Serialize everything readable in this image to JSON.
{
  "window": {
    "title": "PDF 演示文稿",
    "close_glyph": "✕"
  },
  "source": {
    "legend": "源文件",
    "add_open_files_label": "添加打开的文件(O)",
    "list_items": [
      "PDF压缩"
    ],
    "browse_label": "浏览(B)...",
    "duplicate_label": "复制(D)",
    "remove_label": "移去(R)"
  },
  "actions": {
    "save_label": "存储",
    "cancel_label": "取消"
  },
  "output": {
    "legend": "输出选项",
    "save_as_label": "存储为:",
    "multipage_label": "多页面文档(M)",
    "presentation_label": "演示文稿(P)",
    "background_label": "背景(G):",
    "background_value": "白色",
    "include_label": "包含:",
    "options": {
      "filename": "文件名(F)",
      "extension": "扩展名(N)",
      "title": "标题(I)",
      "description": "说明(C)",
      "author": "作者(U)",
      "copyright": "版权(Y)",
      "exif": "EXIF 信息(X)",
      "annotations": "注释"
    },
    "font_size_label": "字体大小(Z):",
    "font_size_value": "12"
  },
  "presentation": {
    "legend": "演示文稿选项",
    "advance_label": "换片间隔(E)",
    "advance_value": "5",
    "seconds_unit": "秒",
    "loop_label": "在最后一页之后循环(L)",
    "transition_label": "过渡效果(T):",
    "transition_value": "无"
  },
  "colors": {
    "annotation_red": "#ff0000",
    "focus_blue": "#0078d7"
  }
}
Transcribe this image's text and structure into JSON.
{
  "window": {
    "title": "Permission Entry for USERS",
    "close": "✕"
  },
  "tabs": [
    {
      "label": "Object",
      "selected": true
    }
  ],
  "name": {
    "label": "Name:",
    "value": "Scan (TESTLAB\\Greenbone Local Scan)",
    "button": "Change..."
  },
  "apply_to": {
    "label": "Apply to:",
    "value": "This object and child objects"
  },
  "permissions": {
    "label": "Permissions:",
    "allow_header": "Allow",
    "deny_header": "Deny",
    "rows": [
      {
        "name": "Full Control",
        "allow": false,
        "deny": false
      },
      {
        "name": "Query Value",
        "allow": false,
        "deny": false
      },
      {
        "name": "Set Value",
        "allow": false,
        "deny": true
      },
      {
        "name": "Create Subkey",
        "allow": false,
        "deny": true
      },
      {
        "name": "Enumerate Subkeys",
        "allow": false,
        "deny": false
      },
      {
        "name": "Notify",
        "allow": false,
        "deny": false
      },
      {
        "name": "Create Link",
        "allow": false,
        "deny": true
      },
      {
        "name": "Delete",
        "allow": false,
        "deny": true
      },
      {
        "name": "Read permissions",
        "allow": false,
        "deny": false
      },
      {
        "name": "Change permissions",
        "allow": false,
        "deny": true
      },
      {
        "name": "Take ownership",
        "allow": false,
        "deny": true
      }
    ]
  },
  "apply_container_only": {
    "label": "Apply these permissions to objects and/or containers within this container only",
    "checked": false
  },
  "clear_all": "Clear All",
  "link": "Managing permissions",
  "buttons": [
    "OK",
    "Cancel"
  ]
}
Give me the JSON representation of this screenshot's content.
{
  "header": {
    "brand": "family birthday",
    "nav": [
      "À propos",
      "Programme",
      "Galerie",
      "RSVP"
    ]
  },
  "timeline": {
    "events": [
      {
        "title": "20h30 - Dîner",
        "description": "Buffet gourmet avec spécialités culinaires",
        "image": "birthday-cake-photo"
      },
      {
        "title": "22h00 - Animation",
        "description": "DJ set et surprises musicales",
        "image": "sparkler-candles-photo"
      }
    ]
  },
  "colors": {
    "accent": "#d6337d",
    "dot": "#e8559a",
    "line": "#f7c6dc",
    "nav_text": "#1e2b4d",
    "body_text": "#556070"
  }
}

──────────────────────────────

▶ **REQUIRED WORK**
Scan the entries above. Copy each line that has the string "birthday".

▶ **SOLUTION BELOW**
    "brand": "family birthday",
        "image": "birthday-cake-photo"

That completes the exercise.